We all know that salad spinners are effective for drying your greens for a crisp and fresh salad. However, there are six other lesser-known ways you can use it to improve the efficiency of your kitchen.
Remove excess moisture from grated potatoes
An essential step for hash browns or latkes is removing moisture from the grated potatoes. This can often be time-consuming, but if you throw the already grated strands of potatoes into the spinner, then this will save you time and really dry them out.
This trick can help you defrost and dry frozen shrimp in a jiffy. Put the frozen shrimp into the spinner and place it in the outer bowl, as you would when spinning salad. Then, pour room-temperature water over the shrimp until they’re submerged. Spin to thaw, then once thawed, drain out the water and spin them again until they’re dried.
Dry broccoli or cauliflower florets
If you’ve ever tried and failed to make cauliflower fried rice, your misstep was likely that the cauliflower wasn’t dry enough. Avoid this disappointing situation by washing and drying broccoli or cauliflower florets in the salad spinner so that they’re ready for whatever you want to make out of them.
Strain moisture from zucchini
Spinning grated zucchini in the salad spinner is a quicker and more effective strategy for getting rid of moisture than squeezing out water with your hands.
Leeks are also rather difficult to dry once they’ve been rinsed and chopped. Give them a good spin in the salad spinner for an ingenious and easy solution.
Drain and dry pasta
Avoid sad watery pasta salads by draining and spinning your cooked pasta in the salad spinner.

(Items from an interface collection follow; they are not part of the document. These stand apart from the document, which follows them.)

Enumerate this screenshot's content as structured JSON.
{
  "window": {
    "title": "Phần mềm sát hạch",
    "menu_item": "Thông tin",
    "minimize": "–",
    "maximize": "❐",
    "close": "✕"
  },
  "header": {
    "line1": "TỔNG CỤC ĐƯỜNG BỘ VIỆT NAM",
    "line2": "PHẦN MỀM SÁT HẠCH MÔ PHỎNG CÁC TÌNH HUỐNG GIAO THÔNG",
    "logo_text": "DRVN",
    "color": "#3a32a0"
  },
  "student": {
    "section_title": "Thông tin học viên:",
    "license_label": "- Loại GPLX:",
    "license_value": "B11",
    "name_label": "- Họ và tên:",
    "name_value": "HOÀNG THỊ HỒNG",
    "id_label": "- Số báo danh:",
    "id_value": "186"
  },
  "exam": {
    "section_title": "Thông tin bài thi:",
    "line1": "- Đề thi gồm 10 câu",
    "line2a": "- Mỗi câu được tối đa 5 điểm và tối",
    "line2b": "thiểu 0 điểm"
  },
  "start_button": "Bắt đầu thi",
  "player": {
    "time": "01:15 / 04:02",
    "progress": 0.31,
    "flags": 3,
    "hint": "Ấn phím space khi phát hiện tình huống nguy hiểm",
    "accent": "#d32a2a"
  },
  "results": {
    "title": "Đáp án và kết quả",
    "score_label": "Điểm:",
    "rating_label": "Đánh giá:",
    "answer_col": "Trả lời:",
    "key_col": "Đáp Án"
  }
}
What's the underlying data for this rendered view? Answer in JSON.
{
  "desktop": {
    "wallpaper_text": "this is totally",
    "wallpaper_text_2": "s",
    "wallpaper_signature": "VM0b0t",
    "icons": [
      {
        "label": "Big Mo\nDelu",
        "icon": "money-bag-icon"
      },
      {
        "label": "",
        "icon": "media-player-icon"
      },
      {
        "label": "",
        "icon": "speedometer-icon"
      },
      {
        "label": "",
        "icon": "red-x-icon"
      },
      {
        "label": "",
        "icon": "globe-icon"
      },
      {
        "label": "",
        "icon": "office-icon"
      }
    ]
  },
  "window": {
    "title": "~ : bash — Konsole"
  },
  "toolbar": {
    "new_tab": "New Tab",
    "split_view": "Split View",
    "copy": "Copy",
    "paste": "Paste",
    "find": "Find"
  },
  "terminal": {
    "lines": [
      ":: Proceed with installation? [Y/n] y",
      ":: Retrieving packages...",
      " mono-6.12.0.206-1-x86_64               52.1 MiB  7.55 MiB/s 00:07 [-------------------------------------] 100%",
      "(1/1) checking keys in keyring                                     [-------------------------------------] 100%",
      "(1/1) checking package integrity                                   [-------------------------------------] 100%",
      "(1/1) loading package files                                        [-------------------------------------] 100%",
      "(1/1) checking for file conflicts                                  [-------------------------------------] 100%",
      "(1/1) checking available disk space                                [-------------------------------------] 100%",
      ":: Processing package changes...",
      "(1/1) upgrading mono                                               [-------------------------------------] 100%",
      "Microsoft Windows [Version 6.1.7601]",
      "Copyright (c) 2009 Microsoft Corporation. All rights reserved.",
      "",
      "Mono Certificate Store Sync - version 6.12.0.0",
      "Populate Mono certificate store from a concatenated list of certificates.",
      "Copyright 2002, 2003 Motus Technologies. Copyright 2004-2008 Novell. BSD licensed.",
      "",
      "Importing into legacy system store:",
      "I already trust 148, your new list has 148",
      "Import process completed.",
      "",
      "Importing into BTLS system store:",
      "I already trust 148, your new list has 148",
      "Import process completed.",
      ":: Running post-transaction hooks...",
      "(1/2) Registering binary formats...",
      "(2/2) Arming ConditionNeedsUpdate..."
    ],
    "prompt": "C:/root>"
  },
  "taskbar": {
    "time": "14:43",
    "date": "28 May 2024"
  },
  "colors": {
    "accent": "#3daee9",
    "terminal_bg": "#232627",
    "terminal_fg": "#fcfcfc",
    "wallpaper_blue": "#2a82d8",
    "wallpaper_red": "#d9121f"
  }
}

This will get the noodles extra dry and make the dressing stick to the pasta rather than pooling at the bottom of the bowl.